SUPPLIED ENTRIES:
# # # #
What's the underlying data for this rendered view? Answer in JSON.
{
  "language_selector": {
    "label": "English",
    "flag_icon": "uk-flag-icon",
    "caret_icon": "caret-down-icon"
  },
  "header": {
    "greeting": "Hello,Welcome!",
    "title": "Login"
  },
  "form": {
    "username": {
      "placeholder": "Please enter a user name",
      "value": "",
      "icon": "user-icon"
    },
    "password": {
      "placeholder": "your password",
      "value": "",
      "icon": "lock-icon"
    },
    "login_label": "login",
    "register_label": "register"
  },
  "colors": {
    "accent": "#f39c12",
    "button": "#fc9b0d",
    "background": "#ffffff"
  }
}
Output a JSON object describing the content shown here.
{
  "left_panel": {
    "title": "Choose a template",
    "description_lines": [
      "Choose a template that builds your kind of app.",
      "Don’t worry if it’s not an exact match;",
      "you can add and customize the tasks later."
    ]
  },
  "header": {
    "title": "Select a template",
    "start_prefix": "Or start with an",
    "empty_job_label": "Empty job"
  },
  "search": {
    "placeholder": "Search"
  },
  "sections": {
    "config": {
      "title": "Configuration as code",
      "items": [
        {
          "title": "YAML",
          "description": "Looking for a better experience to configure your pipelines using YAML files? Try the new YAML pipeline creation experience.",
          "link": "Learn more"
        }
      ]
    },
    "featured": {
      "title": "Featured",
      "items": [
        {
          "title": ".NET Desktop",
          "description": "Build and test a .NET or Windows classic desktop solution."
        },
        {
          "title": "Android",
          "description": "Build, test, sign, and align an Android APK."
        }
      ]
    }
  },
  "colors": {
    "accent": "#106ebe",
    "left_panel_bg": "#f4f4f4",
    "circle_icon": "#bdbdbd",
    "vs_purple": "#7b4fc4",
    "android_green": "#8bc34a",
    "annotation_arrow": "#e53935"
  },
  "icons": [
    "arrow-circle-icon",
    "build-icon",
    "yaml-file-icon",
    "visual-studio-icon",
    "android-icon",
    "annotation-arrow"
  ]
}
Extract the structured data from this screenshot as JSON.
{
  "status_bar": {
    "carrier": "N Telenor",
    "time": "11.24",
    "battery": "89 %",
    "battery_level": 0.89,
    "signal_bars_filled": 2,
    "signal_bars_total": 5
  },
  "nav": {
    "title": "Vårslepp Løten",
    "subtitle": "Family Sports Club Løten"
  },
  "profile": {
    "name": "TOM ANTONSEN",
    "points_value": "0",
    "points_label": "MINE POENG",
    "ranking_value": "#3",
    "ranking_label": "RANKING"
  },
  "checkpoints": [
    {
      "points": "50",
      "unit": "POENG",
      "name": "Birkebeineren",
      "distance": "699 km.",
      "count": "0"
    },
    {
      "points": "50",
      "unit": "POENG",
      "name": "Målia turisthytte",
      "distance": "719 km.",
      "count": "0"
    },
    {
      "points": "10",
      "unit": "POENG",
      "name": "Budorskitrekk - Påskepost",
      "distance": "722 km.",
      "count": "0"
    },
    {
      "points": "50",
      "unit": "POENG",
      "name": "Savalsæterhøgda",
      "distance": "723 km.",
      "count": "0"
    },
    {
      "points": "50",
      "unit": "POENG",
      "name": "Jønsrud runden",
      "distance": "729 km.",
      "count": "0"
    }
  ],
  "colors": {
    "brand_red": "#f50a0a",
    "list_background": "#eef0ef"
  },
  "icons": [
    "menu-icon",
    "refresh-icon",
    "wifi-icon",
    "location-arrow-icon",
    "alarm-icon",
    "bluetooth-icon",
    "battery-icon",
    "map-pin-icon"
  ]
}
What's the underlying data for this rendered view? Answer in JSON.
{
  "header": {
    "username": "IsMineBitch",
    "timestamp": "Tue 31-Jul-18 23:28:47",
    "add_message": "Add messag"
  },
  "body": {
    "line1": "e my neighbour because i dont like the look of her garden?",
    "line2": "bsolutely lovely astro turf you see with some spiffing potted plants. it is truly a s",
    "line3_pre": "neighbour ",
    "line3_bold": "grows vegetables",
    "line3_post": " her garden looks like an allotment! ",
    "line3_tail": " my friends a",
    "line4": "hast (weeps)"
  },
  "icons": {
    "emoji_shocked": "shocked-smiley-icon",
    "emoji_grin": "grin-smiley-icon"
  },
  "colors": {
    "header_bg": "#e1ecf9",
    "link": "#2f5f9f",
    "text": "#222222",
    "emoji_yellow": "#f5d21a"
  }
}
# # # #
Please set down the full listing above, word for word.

ANSWER SECTION:
What's the underlying data for this rendered view? Answer in JSON.
{
  "language_selector": {
    "label": "English",
    "flag_icon": "uk-flag-icon",
    "caret_icon": "caret-down-icon"
  },
  "header": {
    "greeting": "Hello,Welcome!",
    "title": "Login"
  },
  "form": {
    "username": {
      "placeholder": "Please enter a user name",
      "value": "",
      "icon": "user-icon"
    },
    "password": {
      "placeholder": "your password",
      "value": "",
      "icon": "lock-icon"
    },
    "login_label": "login",
    "register_label": "register"
  },
  "colors": {
    "accent": "#f39c12",
    "button": "#fc9b0d",
    "background": "#ffffff"
  }
}
Output a JSON object describing the content shown here.
{
  "left_panel": {
    "title": "Choose a template",
    "description_lines": [
      "Choose a template that builds your kind of app.",
      "Don’t worry if it’s not an exact match;",
      "you can add and customize the tasks later."
    ]
  },
  "header": {
    "title": "Select a template",
    "start_prefix": "Or start with an",
    "empty_job_label": "Empty job"
  },
  "search": {
    "placeholder": "Search"
  },
  "sections": {
    "config": {
      "title": "Configuration as code",
      "items": [
        {
          "title": "YAML",
          "description": "Looking for a better experience to configure your pipelines using YAML files? Try the new YAML pipeline creation experience.",
          "link": "Learn more"
        }
      ]
    },
    "featured": {
      "title": "Featured",
      "items": [
        {
          "title": ".NET Desktop",
          "description": "Build and test a .NET or Windows classic desktop solution."
        },
        {
          "title": "Android",
          "description": "Build, test, sign, and align an Android APK."
        }
      ]
    }
  },
  "colors": {
    "accent": "#106ebe",
    "left_panel_bg": "#f4f4f4",
    "circle_icon": "#bdbdbd",
    "vs_purple": "#7b4fc4",
    "android_green": "#8bc34a",
    "annotation_arrow": "#e53935"
  },
  "icons": [
    "arrow-circle-icon",
    "build-icon",
    "yaml-file-icon",
    "visual-studio-icon",
    "android-icon",
    "annotation-arrow"
  ]
}
Extract the structured data from this screenshot as JSON.
{
  "status_bar": {
    "carrier": "N Telenor",
    "time": "11.24",
    "battery": "89 %",
    "battery_level": 0.89,
    "signal_bars_filled": 2,
    "signal_bars_total": 5
  },
  "nav": {
    "title": "Vårslepp Løten",
    "subtitle": "Family Sports Club Løten"
  },
  "profile": {
    "name": "TOM ANTONSEN",
    "points_value": "0",
    "points_label": "MINE POENG",
    "ranking_value": "#3",
    "ranking_label": "RANKING"
  },
  "checkpoints": [
    {
      "points": "50",
      "unit": "POENG",
      "name": "Birkebeineren",
      "distance": "699 km.",
      "count": "0"
    },
    {
      "points": "50",
      "unit": "POENG",
      "name": "Målia turisthytte",
      "distance": "719 km.",
      "count": "0"
    },
    {
      "points": "10",
      "unit": "POENG",
      "name": "Budorskitrekk - Påskepost",
      "distance": "722 km.",
      "count": "0"
    },
    {
      "points": "50",
      "unit": "POENG",
      "name": "Savalsæterhøgda",
      "distance": "723 km.",
      "count": "0"
    },
    {
      "points": "50",
      "unit": "POENG",
      "name": "Jønsrud runden",
      "distance": "729 km.",
      "count": "0"
    }
  ],
  "colors": {
    "brand_red": "#f50a0a",
    "list_background": "#eef0ef"
  },
  "icons": [
    "menu-icon",
    "refresh-icon",
    "wifi-icon",
    "location-arrow-icon",
    "alarm-icon",
    "bluetooth-icon",
    "battery-icon",
    "map-pin-icon"
  ]
}
What's the underlying data for this rendered view? Answer in JSON.
{
  "header": {
    "username": "IsMineBitch",
    "timestamp": "Tue 31-Jul-18 23:28:47",
    "add_message": "Add messag"
  },
  "body": {
    "line1": "e my neighbour because i dont like the look of her garden?",
    "line2": "bsolutely lovely astro turf you see with some spiffing potted plants. it is truly a s",
    "line3_pre": "neighbour ",
    "line3_bold": "grows vegetables",
    "line3_post": " her garden looks like an allotment! ",
    "line3_tail": " my friends a",
    "line4": "hast (weeps)"
  },
  "icons": {
    "emoji_shocked": "shocked-smiley-icon",
    "emoji_grin": "grin-smiley-icon"
  },
  "colors": {
    "header_bg": "#e1ecf9",
    "link": "#2f5f9f",
    "text": "#222222",
    "emoji_yellow": "#f5d21a"
  }
}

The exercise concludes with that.